While we do our best to build confidence and trust, and to make our patients feel comfortable – we’re also very aware that our patients often hold out on us. Even when you’re dying to know something, admit something, or learn more about something – it can be embarrassing to ask personal questions or questions that affect personal parts of your anatomy.
We Wish All Our Patients Knew THIS About Their Vaginas
Our team forges ever onwards, trying our best to share information and insight as opportunity allows. In the meantime, here are 7 things we wish we had a chance to tell every one of our patients.
- Vaginas are like snowflakes. On one hand, we can show you an anatomically correct chart of a vagina and point to what’s what – but this is only a general representation. While the parts are all the same, their shapes, colors, sizes, tissue density, sensitivity, and general features vary from one woman to the next. There are no two exactly alike, and that is saying something because we see dozens every day. Celebrate your uniqueness and be kind to your vagina. She is no worse or better than any other – she’s just being herself.
- You should get very well acquainted.
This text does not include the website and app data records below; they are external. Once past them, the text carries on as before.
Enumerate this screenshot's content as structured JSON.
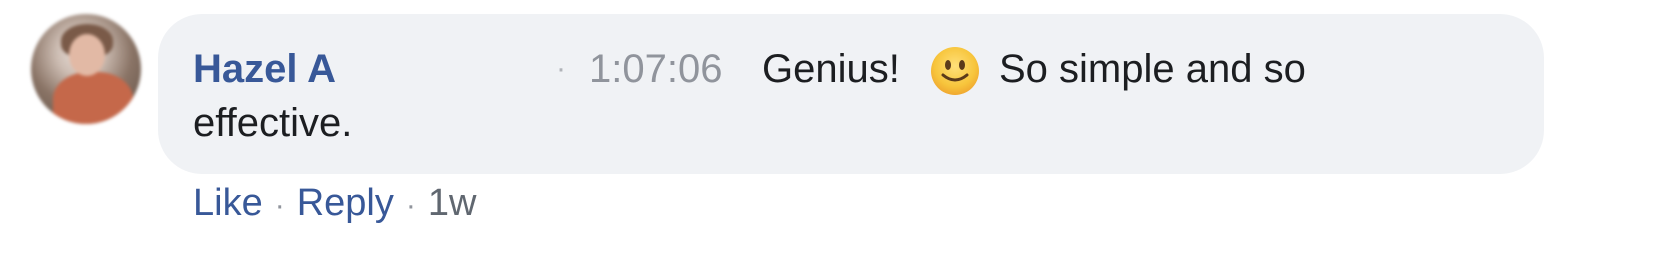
{
  "comment": {
    "author": "Hazel A",
    "separator": "·",
    "timestamp": "1:07:06",
    "text_part1": "Genius!",
    "emoji": "slightly-smiling-face",
    "text_part2": "So simple and so",
    "text_line2": "effective."
  },
  "actions": {
    "like": "Like",
    "dot1": "·",
    "reply": "Reply",
    "dot2": "·",
    "age": "1w"
  },
  "colors": {
    "author": "#385898",
    "bubble": "#f0f2f5",
    "text": "#1c1e21",
    "muted": "#90949c"
  }
}
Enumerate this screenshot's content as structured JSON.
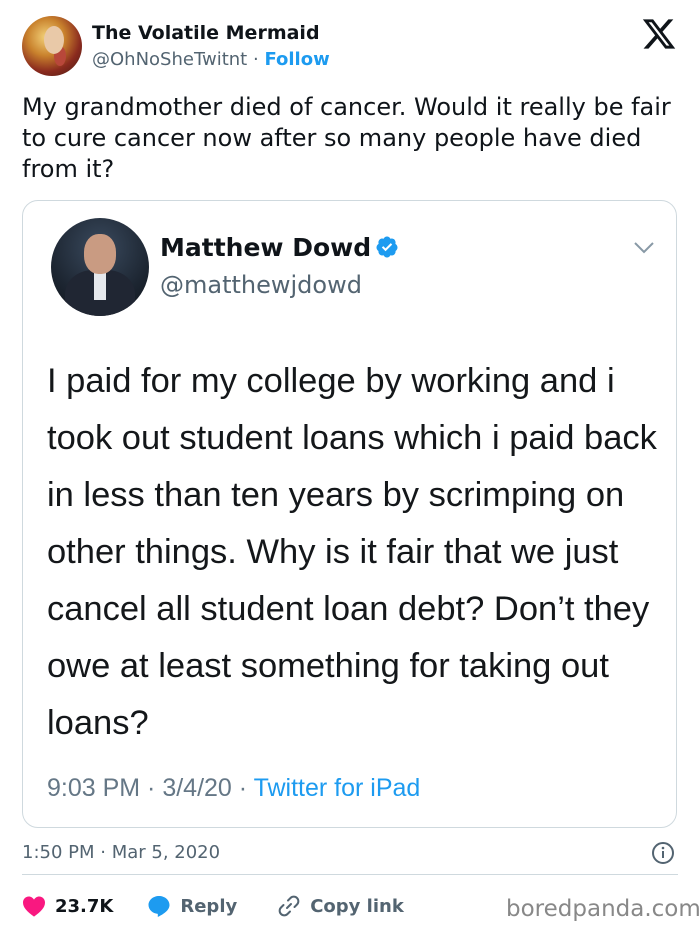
{
  "tweet": {
    "author_name": "The Volatile Mermaid",
    "author_handle": "@OhNoSheTwitnt",
    "separator": "·",
    "follow_label": "Follow",
    "text": "My grandmother died of cancer. Would it really be fair to cure cancer now after so many people have died from it?",
    "timestamp": "1:50 PM · Mar 5, 2020",
    "likes": "23.7K",
    "reply_label": "Reply",
    "copy_link_label": "Copy link"
  },
  "quoted": {
    "author_name": "Matthew Dowd",
    "author_handle": "@matthewjdowd",
    "text": "I paid for my college by working and i took out student loans which i paid back in less than ten years by scrimping on other things.  Why is it fair that we just cancel all student loan debt? Don’t they owe at least something for taking out loans?",
    "time": "9:03 PM · 3/4/20 · ",
    "source": "Twitter for iPad"
  },
  "watermark": "boredpanda.com",
  "icons": [
    "x-logo-icon",
    "verified-badge-icon",
    "chevron-down-icon",
    "info-icon",
    "heart-icon",
    "reply-bubble-icon",
    "link-icon"
  ],
  "colors": {
    "accent": "#1d9bf0",
    "like": "#f91880",
    "text": "#0f1419",
    "muted": "#536471"
  }
}
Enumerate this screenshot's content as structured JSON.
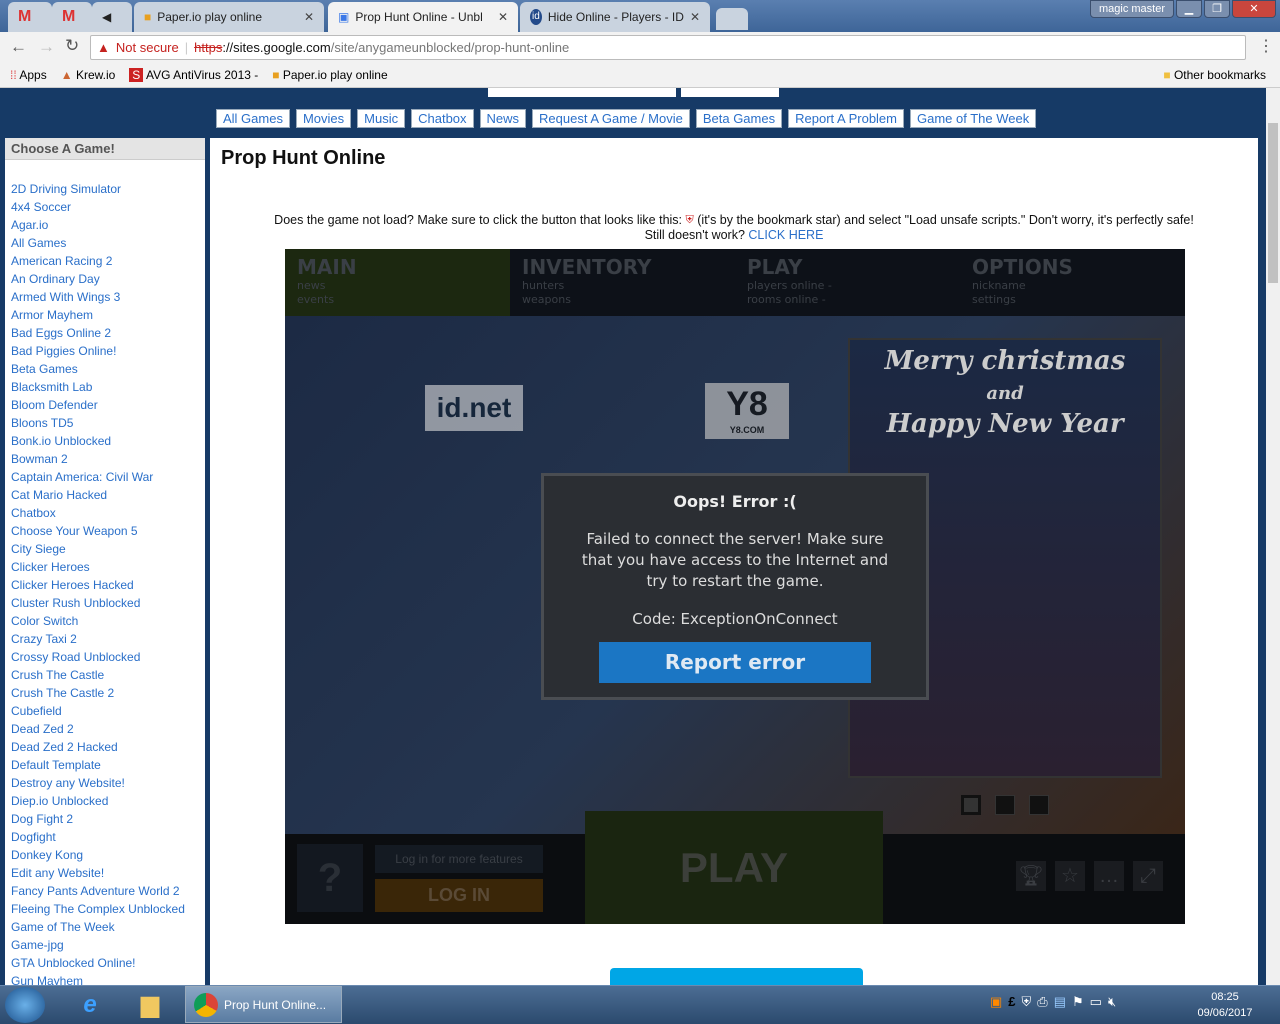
{
  "browser": {
    "tabs": [
      {
        "label": "",
        "icon": "gmail-icon"
      },
      {
        "label": "",
        "icon": "gmail-icon"
      },
      {
        "label": "",
        "icon": "speaker-icon"
      },
      {
        "label": "Paper.io play online",
        "icon": "paperio-icon"
      },
      {
        "label": "Prop Hunt Online - Unbl",
        "icon": "google-sites-icon",
        "active": true
      },
      {
        "label": "Hide Online - Players - ID",
        "icon": "idnet-icon"
      }
    ],
    "profile": "magic master",
    "security": "Not secure",
    "url_scheme": "https",
    "url_host": "://sites.google.com",
    "url_path": "/site/anygameunblocked/prop-hunt-online",
    "bookmarks": [
      "Apps",
      "Krew.io",
      "AVG AntiVirus 2013 -",
      "Paper.io play online"
    ],
    "other_bookmarks": "Other bookmarks"
  },
  "nav": [
    "All Games",
    "Movies",
    "Music",
    "Chatbox",
    "News",
    "Request A Game / Movie",
    "Beta Games",
    "Report A Problem",
    "Game of The Week"
  ],
  "sidebar": {
    "title": "Choose A Game!",
    "items": [
      "2D Driving Simulator",
      "4x4 Soccer",
      "Agar.io",
      "All Games",
      "American Racing 2",
      "An Ordinary Day",
      "Armed With Wings 3",
      "Armor Mayhem",
      "Bad Eggs Online 2",
      "Bad Piggies Online!",
      "Beta Games",
      "Blacksmith Lab",
      "Bloom Defender",
      "Bloons TD5",
      "Bonk.io Unblocked",
      "Bowman 2",
      "Captain America: Civil War",
      "Cat Mario Hacked",
      "Chatbox",
      "Choose Your Weapon 5",
      "City Siege",
      "Clicker Heroes",
      "Clicker Heroes Hacked",
      "Cluster Rush Unblocked",
      "Color Switch",
      "Crazy Taxi 2",
      "Crossy Road Unblocked",
      "Crush The Castle",
      "Crush The Castle 2",
      "Cubefield",
      "Dead Zed 2",
      "Dead Zed 2 Hacked",
      "Default Template",
      "Destroy any Website!",
      "Diep.io Unblocked",
      "Dog Fight 2",
      "Dogfight",
      "Donkey Kong",
      "Edit any Website!",
      "Fancy Pants Adventure World 2",
      "Fleeing The Complex Unblocked",
      "Game of The Week",
      "Game-jpg",
      "GTA Unblocked Online!",
      "Gun Mayhem"
    ]
  },
  "page": {
    "title": "Prop Hunt Online",
    "help_line1a": "Does the game not load? Make sure to click the button that looks like this:",
    "help_line1b": "(it's by the bookmark star) and select \"Load unsafe scripts.\" Don't worry, it's perfectly safe!",
    "help_line2": "Still doesn't work?",
    "help_link": "CLICK HERE"
  },
  "game": {
    "menu": [
      {
        "title": "MAIN",
        "sub": [
          "news",
          "events"
        ]
      },
      {
        "title": "INVENTORY",
        "sub": [
          "hunters",
          "weapons"
        ]
      },
      {
        "title": "PLAY",
        "sub": [
          "players online -",
          "rooms online -"
        ]
      },
      {
        "title": "OPTIONS",
        "sub": [
          "nickname",
          "settings"
        ]
      }
    ],
    "logo_idnet": "id.net",
    "logo_y8": "Y8",
    "logo_y8_sub": "Y8.COM",
    "banner": [
      "Merry christmas",
      "and",
      "Happy New Year"
    ],
    "login_hint": "Log in for more features",
    "login": "LOG IN",
    "play": "PLAY",
    "dialog": {
      "title": "Oops! Error :(",
      "message": "Failed to connect the server! Make sure that you have access to the Internet and try to restart the game.",
      "code": "Code: ExceptionOnConnect",
      "button": "Report error"
    }
  },
  "taskbar": {
    "task": "Prop Hunt Online...",
    "time": "08:25",
    "date": "09/06/2017"
  }
}
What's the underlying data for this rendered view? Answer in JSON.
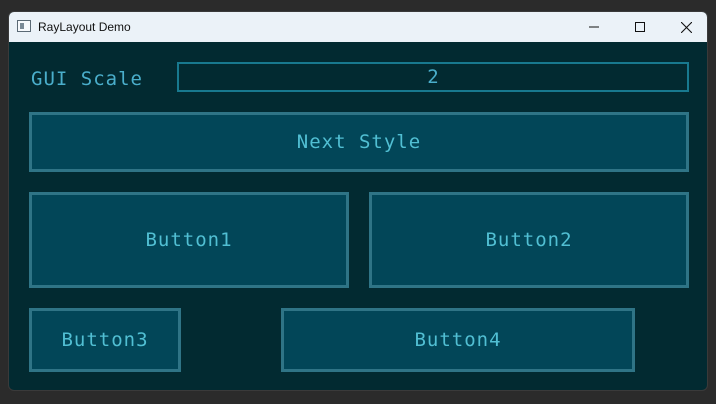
{
  "window": {
    "title": "RayLayout Demo",
    "controls": {
      "minimize": "minimize-icon",
      "maximize": "maximize-icon",
      "close": "close-icon"
    }
  },
  "gui_scale": {
    "label": "GUI Scale",
    "value": "2"
  },
  "buttons": {
    "next_style": "Next Style",
    "button1": "Button1",
    "button2": "Button2",
    "button3": "Button3",
    "button4": "Button4"
  },
  "colors": {
    "background": "#022a31",
    "button_fill": "#024658",
    "button_border": "#2f7486",
    "text": "#51bfd3",
    "titlebar": "#ebf2f8"
  }
}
We highly recommend every woman (if she hasn’t done so already) use the above diagram as a general resource and follow the instructions provided on the Self-Exam page, hosted by org. This is a wonderful reference for mothers, sisters, grandmothers or fathers who are the primary caregivers of a pre-adolescent/adolescent/teen girl, and who could use some education and guidance. It’s also ideal for any woman who’s never taken a good look down there or isn’t 100% sure of what’s what. Knowing what things look and feel like will prepare you for when they don’t look and feel like they should. We advise examining your vagina at varying points throughout your menstrual cycle so you can see first-hand how things change depending on where you are in the pre- or post-ovulation stages.
- Be tender with her. Your vagina deserves TLC. Ditch perfumed soaps and just use water to clean her. If you use lubrication, use fragrance-free versions. Douches are almost never recommended – and they are entirely unnecessary since your vagina is a master at keeping herself clean and fresh. Wear 100% cotton undies whenever possible and don’t let the vagina remain in contact with sweat, dirt or bacteria-rich clothing (change after the gym, launder underwear regularly, etc.) to spare her from yeast and bacterial infections.
- If you think something’s wrong, it probably is. Have you noticed unusual discharge lately ( more copious in quantity and/or yellowish or greenish in color, perhaps)? Is there a strong fishy or yeasty smell? You know your body best. If you think something is a amiss, schedule an exam with your gynecologist. We’d much rather tell you nothing is wrong than have you come in long after you could have been treated. Plus, some STDs are practically asymptomatic or have symptoms that are easy to miss – so you don’t want to unknowingly spread them to your partner(s).
- She is powerful. If you become familiar with your vagina, if you embrace it and learn more about it, you will be amazed at how powerful it is. Your vagina has the ability to help you bond with your mates and experience unbelievable pleasure – solo or with a partner. It will facilitate the evacuation of your endometrium lining every month so you another one can be created in its place. She knows how to keep sperm out when you aren’t fertile and how to help them along their journey through the cervix when you are. If that isn’t enough, she also has the ability to birth your baby – whether that baby is 5 lbs or 12 lbs.
- Discharge is completely normal. Your vaginal discharge is completely normal. It can be likened to ear wax or nasal discharge (aka snot), and it is designed to keep things clean (and it’s also hormonally programmed to help or hinder sperm, depending on whether or not you’re fertile. Most of the time, a little more or a little less – a little change in color or odor – is not a big deal. If something does seem to be out of whack, it’s worth looking into.
- Your vagina has birthdays too. Your vagina is not immune to the aging process. In fact, as you approach menopause – and then reach it – your vagina will typically change along with you. Hair will gray, just like the hair on your head. Your discharge will probably decrease because the special discharge that facilitates conception will no longer be needed. In fact, the liquids produced by your vagina may recede to a point that you require lubrication in order to enjoy sex. In some cases, the tissues in the vagina can thin. If they thin so much that sex becomes uncomfortable or painful, talk to your gynecologist about both natural and prescription hormone options that can provide relief.
Don’t let your vagina be a mystery. Get comfortable with it, and all its parts, as well as how they change from day to day and month-to-month. And, of course, never be afraid or embarrassed to ask your gynecologist anything. We love to help you learn more about your amazing female body!